He did very well, not only did LASD personnel in the field appreciate the efforts that he and his observers expended on their behalf but cops from other agencies were soon extolling the results they obtained when a red headed pilot was helping out over their cities. Doug became active in the Airborne Law Enforcement Association and was quietly working to improve the equipment and capabilities of those who flew overhead.

Our friendship continued even after our paths went in different directions and in 1977 when Judy and I were married in a small ceremony in our kitchen, Doug and his wife Miriam were there to help us celebrate.

In 1983, a year after my mom had passed away I wanted to do something in her memory and since she’d been cremated and her ashes spread at sea off of the Palos Verde Peninsula doing something nice at a gravesite was not possible. I called, now Sgt. Douglas Travis, to see if I could go on an Aero Bureau training flight off the coast of Palos Verdes and after prying the real reason out of me, he agreed to be my pilot for that event. It was a beautiful morning and once out over the ocean we hovered a few hundred feet over the sea as I propped open the helicopter door with my foot and dropped the hundreds and hundreds of rose petals I brought along. Together, we watched as they settled on the calm ocean and then we flew away.

There wasn’t any conversation between the two of us, just a silence that speaks volumes and then there was the click of a mic in my headset and I heard Doug’s voice saying softly, “your mom would have liked that.” I looked to my friend and saw tears glistening on his cheek.

When I was battling cancer at the City of Hope I’d get frequent calls of encouragement from Doug and usually the recitation of a really bad joke along with an admonition to “beat that shit!” Since I lived in the Naples area of Long Beach, not far from Aero Bureau, I was able to stop by and thank him for his words of encouragement after I was home. It was on one of those visits that as we walked back to my car from the hanger that Doug told me, “I’ve got that shit too. It’s in my hip but like you, I’m going to beat it!”
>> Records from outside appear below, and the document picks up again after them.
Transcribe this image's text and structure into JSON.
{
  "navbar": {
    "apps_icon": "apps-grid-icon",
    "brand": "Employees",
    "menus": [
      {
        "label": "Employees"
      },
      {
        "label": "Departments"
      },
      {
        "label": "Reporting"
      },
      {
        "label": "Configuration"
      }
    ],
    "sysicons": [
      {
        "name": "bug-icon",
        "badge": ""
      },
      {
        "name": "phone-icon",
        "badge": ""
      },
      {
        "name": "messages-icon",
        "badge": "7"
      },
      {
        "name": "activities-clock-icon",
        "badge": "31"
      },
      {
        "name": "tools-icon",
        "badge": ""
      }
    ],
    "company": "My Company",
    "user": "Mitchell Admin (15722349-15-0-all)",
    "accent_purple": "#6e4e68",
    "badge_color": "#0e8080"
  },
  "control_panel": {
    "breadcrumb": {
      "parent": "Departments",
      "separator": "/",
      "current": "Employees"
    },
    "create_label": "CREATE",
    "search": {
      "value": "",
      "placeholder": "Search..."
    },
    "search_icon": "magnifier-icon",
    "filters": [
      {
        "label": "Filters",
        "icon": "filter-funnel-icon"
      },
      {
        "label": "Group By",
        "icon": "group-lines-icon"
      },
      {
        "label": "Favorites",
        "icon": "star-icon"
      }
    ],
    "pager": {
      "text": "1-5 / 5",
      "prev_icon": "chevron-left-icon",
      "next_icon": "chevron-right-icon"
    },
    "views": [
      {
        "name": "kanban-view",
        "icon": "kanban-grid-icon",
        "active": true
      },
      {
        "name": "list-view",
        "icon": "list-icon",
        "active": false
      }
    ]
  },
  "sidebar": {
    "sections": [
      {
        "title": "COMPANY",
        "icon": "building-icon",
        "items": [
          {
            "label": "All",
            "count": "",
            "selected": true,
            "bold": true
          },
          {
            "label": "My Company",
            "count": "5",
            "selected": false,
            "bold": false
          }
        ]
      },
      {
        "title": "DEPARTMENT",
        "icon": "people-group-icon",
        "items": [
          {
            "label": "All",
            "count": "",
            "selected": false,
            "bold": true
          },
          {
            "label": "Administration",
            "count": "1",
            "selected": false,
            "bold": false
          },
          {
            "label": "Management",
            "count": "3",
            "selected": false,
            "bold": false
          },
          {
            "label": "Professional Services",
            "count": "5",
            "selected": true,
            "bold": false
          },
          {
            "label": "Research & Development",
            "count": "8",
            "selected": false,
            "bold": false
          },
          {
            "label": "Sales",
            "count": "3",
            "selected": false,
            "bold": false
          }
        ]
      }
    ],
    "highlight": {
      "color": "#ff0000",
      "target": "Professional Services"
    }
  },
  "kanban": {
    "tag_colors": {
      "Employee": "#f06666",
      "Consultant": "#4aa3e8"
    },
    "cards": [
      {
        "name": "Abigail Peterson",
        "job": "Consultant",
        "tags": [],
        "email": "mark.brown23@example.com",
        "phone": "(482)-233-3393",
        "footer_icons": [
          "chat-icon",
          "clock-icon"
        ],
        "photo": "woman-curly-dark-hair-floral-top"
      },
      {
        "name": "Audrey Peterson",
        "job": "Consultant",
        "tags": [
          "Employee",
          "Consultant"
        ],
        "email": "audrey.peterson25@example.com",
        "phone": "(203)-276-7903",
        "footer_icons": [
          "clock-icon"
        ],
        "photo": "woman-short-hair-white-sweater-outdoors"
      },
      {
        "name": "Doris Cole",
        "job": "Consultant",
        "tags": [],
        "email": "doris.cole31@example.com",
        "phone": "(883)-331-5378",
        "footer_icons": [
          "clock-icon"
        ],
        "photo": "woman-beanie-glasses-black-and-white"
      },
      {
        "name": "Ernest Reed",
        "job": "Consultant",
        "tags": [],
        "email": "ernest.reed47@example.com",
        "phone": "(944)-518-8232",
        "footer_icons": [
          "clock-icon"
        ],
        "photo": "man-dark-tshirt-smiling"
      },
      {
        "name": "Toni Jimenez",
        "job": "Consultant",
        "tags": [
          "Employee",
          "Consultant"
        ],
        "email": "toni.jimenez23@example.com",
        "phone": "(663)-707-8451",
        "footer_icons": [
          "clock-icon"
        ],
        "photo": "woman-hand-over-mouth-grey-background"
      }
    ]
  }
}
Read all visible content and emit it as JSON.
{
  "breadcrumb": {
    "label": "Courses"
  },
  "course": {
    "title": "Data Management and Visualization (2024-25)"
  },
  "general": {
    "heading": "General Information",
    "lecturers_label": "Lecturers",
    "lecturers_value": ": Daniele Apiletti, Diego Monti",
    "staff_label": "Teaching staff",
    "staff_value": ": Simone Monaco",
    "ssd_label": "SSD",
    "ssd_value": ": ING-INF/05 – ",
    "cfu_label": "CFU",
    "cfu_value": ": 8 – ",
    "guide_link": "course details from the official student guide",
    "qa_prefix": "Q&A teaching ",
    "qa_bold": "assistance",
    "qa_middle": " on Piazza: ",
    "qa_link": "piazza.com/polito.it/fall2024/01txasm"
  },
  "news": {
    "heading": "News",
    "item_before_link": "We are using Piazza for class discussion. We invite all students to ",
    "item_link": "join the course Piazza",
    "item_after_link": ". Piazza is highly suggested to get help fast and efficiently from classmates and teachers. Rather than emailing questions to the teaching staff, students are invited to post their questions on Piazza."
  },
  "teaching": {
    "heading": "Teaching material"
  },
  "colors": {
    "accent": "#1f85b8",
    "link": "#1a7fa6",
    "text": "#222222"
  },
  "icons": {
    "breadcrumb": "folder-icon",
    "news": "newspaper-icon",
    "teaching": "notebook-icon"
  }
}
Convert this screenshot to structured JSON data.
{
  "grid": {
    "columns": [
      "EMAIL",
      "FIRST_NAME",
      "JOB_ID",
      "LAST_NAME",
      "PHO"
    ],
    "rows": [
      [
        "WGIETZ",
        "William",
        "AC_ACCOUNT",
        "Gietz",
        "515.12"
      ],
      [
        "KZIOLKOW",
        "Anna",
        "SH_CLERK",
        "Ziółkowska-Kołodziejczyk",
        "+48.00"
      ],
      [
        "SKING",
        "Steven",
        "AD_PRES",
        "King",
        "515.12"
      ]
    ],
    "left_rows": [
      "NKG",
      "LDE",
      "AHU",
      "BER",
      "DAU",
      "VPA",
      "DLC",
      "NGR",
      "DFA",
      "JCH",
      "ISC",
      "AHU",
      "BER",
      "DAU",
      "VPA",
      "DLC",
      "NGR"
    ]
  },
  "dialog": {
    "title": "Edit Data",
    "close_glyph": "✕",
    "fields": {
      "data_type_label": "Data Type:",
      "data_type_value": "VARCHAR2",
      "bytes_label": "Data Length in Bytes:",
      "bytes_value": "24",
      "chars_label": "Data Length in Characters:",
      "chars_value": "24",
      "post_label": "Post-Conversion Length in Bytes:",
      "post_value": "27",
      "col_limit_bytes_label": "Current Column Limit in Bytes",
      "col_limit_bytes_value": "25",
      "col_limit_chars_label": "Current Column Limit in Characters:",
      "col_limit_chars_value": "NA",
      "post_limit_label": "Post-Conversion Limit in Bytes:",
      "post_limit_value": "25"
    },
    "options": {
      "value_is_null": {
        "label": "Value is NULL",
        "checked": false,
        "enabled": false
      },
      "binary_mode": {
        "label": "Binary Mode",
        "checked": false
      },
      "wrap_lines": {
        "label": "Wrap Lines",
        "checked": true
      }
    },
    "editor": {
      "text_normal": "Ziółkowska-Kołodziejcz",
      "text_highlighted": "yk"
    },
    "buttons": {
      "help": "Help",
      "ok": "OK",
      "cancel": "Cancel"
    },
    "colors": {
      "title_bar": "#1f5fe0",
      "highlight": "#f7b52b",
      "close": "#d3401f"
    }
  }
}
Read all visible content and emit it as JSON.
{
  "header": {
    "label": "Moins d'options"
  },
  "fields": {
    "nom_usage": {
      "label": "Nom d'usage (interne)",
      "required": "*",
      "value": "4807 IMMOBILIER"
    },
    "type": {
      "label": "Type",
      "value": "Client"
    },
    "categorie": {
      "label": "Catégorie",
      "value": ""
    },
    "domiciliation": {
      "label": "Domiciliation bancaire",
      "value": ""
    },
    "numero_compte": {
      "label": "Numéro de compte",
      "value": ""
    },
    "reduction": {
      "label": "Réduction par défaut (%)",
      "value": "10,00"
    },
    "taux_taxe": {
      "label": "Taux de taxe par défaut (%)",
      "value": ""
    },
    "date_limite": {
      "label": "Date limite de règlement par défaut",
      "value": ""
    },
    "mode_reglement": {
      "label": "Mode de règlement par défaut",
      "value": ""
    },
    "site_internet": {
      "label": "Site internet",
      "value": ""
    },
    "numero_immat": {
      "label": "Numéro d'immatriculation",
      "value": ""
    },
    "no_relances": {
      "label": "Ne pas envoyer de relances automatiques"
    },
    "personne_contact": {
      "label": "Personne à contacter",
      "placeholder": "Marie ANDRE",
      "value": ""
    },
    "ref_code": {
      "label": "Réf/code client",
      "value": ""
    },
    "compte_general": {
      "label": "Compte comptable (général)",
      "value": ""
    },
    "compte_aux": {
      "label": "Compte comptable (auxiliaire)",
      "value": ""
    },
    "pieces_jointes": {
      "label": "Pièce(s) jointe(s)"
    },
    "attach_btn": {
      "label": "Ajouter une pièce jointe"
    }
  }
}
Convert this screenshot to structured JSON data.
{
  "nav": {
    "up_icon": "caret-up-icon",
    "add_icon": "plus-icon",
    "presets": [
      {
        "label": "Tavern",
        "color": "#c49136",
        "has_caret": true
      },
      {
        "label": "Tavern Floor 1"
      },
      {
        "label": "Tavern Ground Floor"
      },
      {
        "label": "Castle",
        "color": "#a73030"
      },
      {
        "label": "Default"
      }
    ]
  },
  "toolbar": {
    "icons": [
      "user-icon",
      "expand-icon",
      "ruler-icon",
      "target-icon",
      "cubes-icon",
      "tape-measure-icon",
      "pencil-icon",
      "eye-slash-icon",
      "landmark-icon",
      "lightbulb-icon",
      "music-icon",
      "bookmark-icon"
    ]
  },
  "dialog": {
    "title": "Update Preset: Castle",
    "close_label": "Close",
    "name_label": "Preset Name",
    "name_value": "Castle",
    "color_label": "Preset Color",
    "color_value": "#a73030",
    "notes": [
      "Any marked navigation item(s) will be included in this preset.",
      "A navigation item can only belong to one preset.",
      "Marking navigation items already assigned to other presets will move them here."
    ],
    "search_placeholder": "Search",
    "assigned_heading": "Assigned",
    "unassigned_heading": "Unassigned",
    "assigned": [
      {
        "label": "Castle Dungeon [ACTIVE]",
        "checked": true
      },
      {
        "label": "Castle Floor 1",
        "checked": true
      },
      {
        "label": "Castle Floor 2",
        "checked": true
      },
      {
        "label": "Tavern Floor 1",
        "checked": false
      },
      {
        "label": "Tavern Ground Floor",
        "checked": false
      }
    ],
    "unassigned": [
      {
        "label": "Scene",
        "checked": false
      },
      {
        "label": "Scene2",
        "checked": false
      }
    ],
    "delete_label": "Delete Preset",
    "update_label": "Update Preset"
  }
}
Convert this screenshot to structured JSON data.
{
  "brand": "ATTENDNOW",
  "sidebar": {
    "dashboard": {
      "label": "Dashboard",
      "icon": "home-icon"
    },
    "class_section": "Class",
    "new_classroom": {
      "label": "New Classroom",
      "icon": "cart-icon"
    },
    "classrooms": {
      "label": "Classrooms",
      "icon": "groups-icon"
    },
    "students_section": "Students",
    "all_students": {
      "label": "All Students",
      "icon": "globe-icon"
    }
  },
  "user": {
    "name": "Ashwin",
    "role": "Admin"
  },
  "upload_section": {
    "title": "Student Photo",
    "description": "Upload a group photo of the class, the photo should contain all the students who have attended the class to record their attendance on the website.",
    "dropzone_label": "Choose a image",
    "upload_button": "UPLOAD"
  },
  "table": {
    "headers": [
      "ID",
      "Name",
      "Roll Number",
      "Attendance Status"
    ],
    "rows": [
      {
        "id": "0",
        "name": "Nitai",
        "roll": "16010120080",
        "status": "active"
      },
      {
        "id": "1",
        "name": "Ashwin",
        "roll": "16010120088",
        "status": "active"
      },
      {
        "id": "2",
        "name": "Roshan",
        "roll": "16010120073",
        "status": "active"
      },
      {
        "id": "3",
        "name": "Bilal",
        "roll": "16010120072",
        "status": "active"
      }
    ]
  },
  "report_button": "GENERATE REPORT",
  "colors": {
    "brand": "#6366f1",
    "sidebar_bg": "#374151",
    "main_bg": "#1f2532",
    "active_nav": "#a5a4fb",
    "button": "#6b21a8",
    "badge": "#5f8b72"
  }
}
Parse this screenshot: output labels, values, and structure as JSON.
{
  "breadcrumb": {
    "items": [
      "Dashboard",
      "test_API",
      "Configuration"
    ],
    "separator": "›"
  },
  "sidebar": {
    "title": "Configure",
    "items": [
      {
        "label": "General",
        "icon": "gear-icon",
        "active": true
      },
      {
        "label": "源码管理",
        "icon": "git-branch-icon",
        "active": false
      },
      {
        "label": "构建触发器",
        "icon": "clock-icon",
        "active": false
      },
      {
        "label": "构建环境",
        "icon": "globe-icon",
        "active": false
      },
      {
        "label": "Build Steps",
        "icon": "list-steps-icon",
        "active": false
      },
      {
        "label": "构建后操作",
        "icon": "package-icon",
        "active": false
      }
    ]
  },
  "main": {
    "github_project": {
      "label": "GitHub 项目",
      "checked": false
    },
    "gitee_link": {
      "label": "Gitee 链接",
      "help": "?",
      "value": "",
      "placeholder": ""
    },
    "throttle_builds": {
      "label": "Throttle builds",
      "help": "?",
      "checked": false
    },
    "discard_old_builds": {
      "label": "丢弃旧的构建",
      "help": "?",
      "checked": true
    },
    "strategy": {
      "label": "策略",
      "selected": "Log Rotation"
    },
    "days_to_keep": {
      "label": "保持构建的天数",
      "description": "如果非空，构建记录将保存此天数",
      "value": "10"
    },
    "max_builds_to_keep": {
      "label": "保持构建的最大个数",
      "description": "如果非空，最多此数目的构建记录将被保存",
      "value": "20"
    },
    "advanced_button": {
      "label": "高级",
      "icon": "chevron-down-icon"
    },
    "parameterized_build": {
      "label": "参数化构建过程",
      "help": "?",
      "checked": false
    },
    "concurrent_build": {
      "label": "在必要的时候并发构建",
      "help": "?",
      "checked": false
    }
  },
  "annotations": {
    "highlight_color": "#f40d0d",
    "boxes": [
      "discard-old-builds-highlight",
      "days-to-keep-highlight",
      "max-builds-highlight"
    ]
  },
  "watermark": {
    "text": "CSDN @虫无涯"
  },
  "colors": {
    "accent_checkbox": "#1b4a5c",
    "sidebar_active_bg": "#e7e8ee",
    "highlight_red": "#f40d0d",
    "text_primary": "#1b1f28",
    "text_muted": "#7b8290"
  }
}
By the time of the retirement party for Doug and his wife Miriam who was retiring from the Homicide Bureau he was limping badly and as I roasted him that evening before those who had gathered to send off the two of them I could see the pain in his eyes. Unfortunately, it didn’t get any better and my calls of encouragement and equally bad jokes brought a few smiles but no relief from the burden he carried.

Miriam called to let me know the end was approaching and that Doug had been hospitalized. For awhile I stood at his bedside watching him struggle against the four point restraints, the hospital staff told me that his writhing was something called terminal agitation. His warrior body was fighting a losing struggle with death. I wished that I could carry some of that pain for my friend but I couldn’t.

His memorial service at Aero Bureau, in the big hanger, was attended by hundreds and hundreds of those whose lives had been touched by Doug. Family, friends, members of the Los Angeles County Sheriff’s Department and members of law enforcement and public safety agencies from all over the state were there to pay their respects. The program was brief and several folks spoke fondly of days gone by with Doug. They mentioned his love for his family, his friends and his job. They paid tribute to his talents and many contributions to his profession

As a fitting tribute, the airspace of the Long Beach Airport was put on hold and as those in attendance gathered silently outside the hanger one could hear, off in the distance, the beat of helicopter rotor blades cutting the air. A contingent of Department aircraft led by a twin turbined Sikorsky flew toward us and then one chopper banked away leaving the missing man formation to grace the heavens in tribute to Doug Travis, a Legendary Lawman.